A federal judge Thursday ordered a temporary block on the JEDI cloud contract, which was awarded to Microsoft, in response to a suit filed by Amazon. Shares of Microsoft fell on the news, while Amazon's stock was down slightly.
A court notice announcing the injunction was filed on Thursday but wasn't public. It's unclear why the documents were sealed.
The Joint Enterprise Defense Infrastructure, or JEDI, cloud computing contract is intended to modernize the Pentagon's IT operations. The contract could be worth up to $10 billion for services rendered over as many as 10 years. Microsoft was awarded the contract on Oct. 25.
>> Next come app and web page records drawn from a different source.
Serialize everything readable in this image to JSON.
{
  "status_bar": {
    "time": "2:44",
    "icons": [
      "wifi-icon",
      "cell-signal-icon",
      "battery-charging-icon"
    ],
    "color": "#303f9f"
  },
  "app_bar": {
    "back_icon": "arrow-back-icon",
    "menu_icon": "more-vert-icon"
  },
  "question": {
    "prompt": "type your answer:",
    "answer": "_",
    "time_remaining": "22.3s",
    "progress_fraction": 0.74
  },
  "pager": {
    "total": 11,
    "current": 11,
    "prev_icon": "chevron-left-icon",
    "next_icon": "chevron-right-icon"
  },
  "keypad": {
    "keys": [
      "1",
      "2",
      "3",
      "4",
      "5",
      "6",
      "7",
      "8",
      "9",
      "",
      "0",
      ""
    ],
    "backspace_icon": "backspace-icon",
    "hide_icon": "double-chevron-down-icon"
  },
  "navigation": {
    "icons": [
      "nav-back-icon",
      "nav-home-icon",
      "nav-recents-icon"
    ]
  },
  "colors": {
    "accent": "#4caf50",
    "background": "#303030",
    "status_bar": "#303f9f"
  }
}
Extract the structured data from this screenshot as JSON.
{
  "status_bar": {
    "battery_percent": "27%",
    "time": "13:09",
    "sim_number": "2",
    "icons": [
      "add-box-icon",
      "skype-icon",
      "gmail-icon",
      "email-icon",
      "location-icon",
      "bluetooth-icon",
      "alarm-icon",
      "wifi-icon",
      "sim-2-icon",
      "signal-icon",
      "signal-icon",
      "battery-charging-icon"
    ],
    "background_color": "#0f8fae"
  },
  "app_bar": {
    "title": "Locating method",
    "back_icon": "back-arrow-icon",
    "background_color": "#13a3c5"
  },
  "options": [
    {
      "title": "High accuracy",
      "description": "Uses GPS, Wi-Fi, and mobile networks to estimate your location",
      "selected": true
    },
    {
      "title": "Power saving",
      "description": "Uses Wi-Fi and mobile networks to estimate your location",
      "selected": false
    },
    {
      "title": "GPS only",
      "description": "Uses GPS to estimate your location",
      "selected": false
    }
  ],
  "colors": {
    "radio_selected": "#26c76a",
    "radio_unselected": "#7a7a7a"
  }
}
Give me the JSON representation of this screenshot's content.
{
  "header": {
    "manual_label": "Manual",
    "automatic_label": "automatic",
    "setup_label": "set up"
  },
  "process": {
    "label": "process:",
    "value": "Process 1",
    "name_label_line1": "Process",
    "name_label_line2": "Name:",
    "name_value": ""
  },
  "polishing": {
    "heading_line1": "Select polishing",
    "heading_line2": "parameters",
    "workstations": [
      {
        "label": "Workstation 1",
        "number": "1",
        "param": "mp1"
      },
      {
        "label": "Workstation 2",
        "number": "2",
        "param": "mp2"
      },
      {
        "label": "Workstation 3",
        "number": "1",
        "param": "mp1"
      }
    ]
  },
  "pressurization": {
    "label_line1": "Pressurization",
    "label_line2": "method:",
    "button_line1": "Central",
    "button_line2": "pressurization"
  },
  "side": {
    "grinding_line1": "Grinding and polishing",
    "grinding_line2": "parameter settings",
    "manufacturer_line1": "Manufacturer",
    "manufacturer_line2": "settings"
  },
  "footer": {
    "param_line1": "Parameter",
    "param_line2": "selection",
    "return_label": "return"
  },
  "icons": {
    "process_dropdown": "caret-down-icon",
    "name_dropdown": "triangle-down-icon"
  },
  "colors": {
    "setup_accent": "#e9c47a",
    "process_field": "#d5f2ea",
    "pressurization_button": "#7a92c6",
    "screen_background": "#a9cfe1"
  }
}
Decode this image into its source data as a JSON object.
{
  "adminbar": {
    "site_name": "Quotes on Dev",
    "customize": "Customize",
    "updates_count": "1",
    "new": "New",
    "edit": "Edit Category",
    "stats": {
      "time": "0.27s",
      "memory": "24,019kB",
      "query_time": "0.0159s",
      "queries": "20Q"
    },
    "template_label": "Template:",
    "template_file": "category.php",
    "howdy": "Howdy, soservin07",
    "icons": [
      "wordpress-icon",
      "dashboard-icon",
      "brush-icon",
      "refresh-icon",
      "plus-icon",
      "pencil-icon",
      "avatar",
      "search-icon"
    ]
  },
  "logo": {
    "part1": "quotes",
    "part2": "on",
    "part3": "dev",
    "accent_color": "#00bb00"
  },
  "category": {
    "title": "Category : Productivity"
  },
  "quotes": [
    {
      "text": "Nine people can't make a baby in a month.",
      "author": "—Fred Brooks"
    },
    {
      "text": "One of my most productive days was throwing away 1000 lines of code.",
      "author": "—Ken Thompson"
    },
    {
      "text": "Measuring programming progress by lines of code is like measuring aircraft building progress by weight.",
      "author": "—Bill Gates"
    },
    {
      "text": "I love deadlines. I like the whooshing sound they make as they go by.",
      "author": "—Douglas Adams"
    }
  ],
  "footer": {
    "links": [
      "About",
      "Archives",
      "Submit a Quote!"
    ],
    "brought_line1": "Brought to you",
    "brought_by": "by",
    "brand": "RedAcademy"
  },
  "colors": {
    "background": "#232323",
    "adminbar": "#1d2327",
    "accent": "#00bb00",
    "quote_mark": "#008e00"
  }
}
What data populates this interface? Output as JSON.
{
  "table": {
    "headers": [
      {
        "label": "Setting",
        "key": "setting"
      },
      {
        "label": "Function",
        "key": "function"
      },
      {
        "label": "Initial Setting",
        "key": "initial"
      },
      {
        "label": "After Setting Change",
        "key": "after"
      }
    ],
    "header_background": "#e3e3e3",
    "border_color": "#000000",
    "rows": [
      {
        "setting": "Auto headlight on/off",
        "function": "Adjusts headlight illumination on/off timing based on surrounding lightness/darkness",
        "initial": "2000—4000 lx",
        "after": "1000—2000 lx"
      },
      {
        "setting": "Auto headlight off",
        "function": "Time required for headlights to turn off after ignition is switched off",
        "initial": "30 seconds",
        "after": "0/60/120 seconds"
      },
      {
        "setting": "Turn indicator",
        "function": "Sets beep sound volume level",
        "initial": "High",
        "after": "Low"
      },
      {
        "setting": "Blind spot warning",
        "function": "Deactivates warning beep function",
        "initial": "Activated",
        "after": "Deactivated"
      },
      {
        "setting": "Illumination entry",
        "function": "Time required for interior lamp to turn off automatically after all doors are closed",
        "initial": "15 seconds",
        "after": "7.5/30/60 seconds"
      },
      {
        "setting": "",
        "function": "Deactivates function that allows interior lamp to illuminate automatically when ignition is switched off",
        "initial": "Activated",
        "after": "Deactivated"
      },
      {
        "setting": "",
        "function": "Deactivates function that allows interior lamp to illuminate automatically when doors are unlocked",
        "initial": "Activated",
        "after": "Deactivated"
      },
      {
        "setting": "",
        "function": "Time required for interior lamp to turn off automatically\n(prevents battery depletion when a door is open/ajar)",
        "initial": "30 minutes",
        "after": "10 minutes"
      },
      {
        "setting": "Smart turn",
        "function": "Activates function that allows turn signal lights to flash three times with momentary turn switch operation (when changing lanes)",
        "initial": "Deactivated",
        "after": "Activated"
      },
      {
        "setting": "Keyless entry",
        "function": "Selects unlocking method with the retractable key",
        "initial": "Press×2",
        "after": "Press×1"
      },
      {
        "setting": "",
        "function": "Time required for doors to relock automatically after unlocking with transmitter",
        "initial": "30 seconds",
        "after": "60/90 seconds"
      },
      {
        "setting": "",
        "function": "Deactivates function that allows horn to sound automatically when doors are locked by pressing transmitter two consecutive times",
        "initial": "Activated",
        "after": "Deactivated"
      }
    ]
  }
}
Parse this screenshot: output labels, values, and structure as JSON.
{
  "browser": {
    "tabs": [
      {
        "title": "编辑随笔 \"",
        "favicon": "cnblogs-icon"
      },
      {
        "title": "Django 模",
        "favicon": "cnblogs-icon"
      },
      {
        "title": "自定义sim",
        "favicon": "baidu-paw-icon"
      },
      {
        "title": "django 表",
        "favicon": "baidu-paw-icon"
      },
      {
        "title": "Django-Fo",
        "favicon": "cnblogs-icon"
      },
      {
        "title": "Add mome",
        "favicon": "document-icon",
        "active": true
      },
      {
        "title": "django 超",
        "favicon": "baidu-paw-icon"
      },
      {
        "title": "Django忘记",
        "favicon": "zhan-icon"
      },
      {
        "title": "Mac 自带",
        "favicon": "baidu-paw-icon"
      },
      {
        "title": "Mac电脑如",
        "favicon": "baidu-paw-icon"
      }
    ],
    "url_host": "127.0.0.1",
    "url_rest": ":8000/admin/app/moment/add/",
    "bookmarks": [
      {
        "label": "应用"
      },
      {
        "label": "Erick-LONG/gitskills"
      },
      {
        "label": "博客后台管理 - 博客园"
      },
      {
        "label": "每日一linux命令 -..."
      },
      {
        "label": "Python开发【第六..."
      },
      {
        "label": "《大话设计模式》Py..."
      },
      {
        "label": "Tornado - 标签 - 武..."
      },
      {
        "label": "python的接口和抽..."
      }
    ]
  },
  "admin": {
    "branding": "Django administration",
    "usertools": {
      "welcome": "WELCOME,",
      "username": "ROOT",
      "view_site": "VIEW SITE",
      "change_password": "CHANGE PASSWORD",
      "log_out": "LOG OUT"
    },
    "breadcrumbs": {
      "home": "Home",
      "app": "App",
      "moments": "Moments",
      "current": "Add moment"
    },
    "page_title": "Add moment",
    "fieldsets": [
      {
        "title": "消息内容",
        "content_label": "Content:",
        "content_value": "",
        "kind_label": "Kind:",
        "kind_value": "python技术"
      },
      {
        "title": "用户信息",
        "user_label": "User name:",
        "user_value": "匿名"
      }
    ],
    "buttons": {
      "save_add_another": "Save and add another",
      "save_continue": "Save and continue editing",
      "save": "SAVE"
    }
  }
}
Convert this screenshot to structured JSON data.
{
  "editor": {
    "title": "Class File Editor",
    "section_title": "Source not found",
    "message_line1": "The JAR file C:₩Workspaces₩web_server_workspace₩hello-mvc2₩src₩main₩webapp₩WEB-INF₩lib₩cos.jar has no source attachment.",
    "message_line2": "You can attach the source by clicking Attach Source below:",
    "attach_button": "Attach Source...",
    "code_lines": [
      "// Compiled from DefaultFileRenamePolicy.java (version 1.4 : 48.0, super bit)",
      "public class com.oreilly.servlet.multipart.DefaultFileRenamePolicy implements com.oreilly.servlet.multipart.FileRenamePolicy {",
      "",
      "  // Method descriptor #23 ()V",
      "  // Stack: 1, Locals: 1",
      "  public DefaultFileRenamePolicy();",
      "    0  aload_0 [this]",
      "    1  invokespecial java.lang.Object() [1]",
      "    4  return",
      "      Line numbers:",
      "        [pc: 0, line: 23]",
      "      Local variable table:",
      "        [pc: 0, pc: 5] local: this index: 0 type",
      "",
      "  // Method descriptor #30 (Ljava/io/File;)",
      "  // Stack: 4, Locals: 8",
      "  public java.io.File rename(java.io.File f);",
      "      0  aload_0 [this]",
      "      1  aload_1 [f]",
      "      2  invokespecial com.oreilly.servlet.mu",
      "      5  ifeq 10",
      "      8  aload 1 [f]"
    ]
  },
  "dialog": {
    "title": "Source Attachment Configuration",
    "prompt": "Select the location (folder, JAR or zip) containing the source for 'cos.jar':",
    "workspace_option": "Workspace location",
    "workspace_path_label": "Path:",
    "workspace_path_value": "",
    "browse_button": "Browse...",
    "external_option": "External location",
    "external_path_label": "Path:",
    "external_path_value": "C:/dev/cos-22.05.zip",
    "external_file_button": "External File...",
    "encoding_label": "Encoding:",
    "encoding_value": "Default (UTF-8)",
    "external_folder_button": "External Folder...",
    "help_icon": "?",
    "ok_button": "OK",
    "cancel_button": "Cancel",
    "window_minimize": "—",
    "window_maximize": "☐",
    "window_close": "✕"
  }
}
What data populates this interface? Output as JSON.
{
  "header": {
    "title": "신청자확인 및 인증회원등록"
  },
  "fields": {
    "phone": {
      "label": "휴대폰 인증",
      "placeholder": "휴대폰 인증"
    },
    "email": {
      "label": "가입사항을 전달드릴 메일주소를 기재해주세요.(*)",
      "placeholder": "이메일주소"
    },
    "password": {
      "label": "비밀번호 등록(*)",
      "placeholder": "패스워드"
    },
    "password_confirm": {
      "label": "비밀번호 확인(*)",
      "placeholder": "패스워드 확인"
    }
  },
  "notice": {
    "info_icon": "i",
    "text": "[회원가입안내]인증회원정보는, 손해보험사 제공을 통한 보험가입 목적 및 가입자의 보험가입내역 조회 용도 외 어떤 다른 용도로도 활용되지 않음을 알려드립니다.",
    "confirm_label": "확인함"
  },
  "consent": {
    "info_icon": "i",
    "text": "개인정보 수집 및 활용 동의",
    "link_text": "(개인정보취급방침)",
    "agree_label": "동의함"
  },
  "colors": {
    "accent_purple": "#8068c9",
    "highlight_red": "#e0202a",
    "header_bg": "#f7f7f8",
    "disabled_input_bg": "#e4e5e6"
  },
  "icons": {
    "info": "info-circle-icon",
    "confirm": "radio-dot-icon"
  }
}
Amazon's cloud-computing arm, Amazon Web Services, is instructed to earmark $42 million for any "costs and damages" that could be incurred in the event that the "injunction was issued wrongfully," the filing states. Amazon must file a notice with the courts indicating it has obtained the $42 million by Feb. 20. Microsoft and Amazon must respond to the filing by Feb. 27.
Microsoft and the Department of Defense criticized the ruling.
Frank Shaw, Microsoft's corporate vice president of communications, told CNBC in a statement: "While we are disappointed with the additional delay we believe that we will ultimately be able to move forward with the work to make sure those who serve our country can access the new technology they urgently require. We have confidence in the Department of Defense, and we believe the facts will show they ran a detailed, thorough and fair process in determining the needs of the warfighter were best met by Microsoft."
Department of Defense spokesperson Lt. Col. Robert Carver said, "We are disappointed in today's ruling and believe the actions taken in this litigation have unnecessarily delayed implementing DoD's modernization strategy and deprived our warfighters of a set of capabilities they urgently need. However, we are confident in our award of the JEDI cloud contract to Microsoft and remain focused on getting this critical capability into the hands of our warfighters as quickly and efficiently as possible.
Last month, AWS filed a formal motion asking the court to pause Microsoft's work on the JEDI cloud contract, claiming the evaluation process included "clear deficiencies, errors and unmistakable bias." The court granted that motion on Thursday.
In April, the Defense Department announced that Amazon and Microsoft were the two finalists to provide the contract, ruling out other contenders, such as IBM and Oracle. Then in July, President Donald Trump said he was looking into the contract after IBM and other companies protested the bidding process. Microsoft was ultimately awarded the contract last October.
Amazon has been protesting the move, saying that it was driven in part by Trump's bias against the company. Trump often criticizes Amazon and its CEO Jeff Bezos, who also owns The Washington Post, claiming the newspaper unfairly covers his administration.
Court documents filed last December laid out in greater detail why AWS is challenging the decision. In them, AWS alleged Trump launched "behind-the-scenes attacks" against the company, which caused it to lose out on the cloud contract. AWS has called for the Defense Department to terminate the award and conduct another review of the submitted proposals.
Earlier this week, Amazon said in newly unsealed court documents that it's looking to depose Trump, Defense Secretary Mark Esper and former Defense Secretary James Mattis as part of its protest of the JEDI cloud contract award. Amazon argues that it needs to hear from Trump to learn the scope of his involvement in the bidding process.
Amazon's top spokesperson Jay Carney told CNBC on Wednesday that the company is protesting the decision to make sure the award process was "free of political interference."
"All we're trying to do through this protest and this request for a legal review is to ensure that a proper decision was made on behalf of U.S. taxpayers," Carney, a former press secretary for President Barack Obama, told CNBC when asked about Amazon's move to depose Trump.
Microsoft has been staffing up in preparation for working on the JEDI project, despite Amazon's protest. The company made attempts to lure talent from defense contractors and other companies, while there were numerous job openings for people with security clearances. Brad Smith, Microsoft's president and chief legal officer, told CNBC that the company was "moving even faster" since the JEDI contract was awarded.